I quickly ran over to the playground, where Kim was watching our other daughter. After calling her over, I whsipered loudly, “Kim! They’re Portuguese! You’ve gotta come see this!” I returned back to the sideline and watched the families along with Kim. We laughed as they reacted with such deep animation to missed shots, good kicks, and good ball play.

The five men – two younger, two middle aged, and one older – were all on their feet, cruising the sidelines screaming pointers out to their girls on the pitch. They discussed the finer points of passing at the correct time. The pontificated about how the team could better organize for a strong assault on goal, as both teams were at a 0-0 tie heading through overtime. They regailed themselves by remarking at how good #6 was on the All Hallows team. I found myself wanting to root for St. Charles, just so that if Madleine won, we’d play these guys in a head-to-head challenge of sideline coachery.

As the match wore on, and as the girls became worn down, they were faced with the inevitable and unfortunate challenge of settling the entire match over a bout of penalty kicks. I’d never seen a bunch of men so nervous and cheery at the same time at the prospect of the match coming to an end in this manner.
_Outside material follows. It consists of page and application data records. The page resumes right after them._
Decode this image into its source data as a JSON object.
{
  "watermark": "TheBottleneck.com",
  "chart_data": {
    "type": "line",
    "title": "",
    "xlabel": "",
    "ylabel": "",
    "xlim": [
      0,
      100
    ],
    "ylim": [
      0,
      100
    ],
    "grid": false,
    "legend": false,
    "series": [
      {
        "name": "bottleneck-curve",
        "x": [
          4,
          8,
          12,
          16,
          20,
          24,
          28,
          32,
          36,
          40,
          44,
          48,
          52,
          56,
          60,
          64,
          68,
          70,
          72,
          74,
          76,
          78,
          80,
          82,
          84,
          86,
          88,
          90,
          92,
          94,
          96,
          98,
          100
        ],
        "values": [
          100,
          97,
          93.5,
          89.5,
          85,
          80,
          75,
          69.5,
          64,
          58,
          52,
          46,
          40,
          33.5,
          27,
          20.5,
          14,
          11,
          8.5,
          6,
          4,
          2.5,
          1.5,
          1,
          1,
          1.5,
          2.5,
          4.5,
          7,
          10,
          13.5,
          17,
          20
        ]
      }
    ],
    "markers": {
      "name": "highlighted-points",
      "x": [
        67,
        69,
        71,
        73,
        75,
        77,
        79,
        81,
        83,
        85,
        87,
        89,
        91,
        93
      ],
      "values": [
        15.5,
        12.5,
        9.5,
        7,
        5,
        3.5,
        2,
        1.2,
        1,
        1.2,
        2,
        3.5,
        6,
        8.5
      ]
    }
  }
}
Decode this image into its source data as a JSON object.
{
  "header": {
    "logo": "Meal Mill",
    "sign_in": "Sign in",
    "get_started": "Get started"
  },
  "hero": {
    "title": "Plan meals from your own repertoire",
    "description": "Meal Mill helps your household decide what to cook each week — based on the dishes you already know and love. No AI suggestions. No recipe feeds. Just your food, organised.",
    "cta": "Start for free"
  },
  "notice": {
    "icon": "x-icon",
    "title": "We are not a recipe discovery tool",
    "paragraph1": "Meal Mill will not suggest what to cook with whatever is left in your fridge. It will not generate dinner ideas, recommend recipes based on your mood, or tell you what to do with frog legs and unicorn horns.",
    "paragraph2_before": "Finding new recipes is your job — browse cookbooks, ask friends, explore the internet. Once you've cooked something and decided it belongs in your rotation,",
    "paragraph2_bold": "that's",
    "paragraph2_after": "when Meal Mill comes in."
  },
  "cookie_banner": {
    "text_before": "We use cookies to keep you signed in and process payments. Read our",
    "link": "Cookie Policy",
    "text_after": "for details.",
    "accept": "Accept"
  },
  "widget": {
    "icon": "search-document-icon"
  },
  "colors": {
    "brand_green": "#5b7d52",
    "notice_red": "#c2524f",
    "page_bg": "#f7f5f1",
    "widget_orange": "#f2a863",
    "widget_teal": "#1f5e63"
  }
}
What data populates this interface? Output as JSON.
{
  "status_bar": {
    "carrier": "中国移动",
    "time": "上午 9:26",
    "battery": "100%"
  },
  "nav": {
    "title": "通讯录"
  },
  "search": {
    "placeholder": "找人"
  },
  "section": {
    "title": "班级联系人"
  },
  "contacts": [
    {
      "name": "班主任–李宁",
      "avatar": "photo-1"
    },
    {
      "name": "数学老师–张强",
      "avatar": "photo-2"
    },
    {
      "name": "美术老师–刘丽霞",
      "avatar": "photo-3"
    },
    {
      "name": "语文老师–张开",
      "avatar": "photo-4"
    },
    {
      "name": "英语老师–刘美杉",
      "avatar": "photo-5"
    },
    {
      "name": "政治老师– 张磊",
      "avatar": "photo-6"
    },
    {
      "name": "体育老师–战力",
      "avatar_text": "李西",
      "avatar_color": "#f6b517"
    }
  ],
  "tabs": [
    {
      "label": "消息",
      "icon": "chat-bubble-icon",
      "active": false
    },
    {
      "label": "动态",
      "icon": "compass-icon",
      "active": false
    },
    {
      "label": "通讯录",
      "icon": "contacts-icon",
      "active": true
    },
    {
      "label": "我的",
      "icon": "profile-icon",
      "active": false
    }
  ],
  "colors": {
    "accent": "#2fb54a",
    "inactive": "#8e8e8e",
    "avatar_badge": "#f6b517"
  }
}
Portuguese smiles can be the best. They’re so filled with pride and spirit. I couldn’t help but get into their match, and my daughter’s had yet to even start! I had butterflies for these girls because I knew how matches like this make you feel. The last match I ever played as an eighth grader, and the last I’d ever play as an adolescent, came down to penalty kicks – and I was the goalie. After coming off an undefeated season in which only four goals were scored on me in ten matches (and all four came in one match), to go down, which I did, under the nerve-racking penalty kick sequence hurt like hell. It was the only time in my entire eigth grade year that I cried. I knew how these teams were about to feel.

The Portuguese cheering section all moved onto the field to get a better view of the shots. They were tense, but were positive and encouraging. I could see in the older men the wrinkles of laugh lines and of hard work in their brows. The heritage was plain as was their love of their culture in which football is so prominent. I felt something in watching them that I hadn’t felt or thought about in a long time. Not being sure what it was, I figured I’d dwell on it later and return to the pitch and the final kicks. After the initial five kicks, All Hallows and St. Charles were still evenly matched at three points apiece. It came down to sudden death penalty kicks in which the first team to score while the other missed, takes the match. Sadly, as St. Charles missed while All Hallows scored, I felt the sorrow of a team so invested in their game. I saw the tears in the girls’ eyes as they came off to reorganize and congratulate All Hallows in their hair-raising win. Admittedly, I felt somewhat relieved at the prospect of Madeleine facing All Hallows instead of St. Charles. They were that good.

As the girls came off, all the men smiled, congratulated them, and hugged them. It almost made me cry because the scene was so poignant. The men were so present in the match. You’d think they were watching a national team match. It was so inspiring and humbling. The camaraderie was as apparent as was their culture and their love for one another. Then it became entirely clear to me:

This is why I am Catholic. Removing all the political bullshit, extracting the facade of papal control, erasing the lines that divide Catholics leaves just this – Catholicism as a culture; an expression of our roots and our history. It comes down to men, women, kids all identifying with one another and living life to its fullest. It comes to playing soccer on the field on a beautiful Sunday afternoon. Polish, Italian, Irish, or Portuguese – it’s all the same and it is incomparable in its beauty and simplicity.

And, yes, The School of the Madeleine Mustangs won their match (1-0) against Sacred Heart and will be facing All Hallows this week for the championship. I kind of wish it was St. Charles, though, because I want to see those people again. They’ll never get to know that without speaking a single word to me, I was changed.

Wish us luck.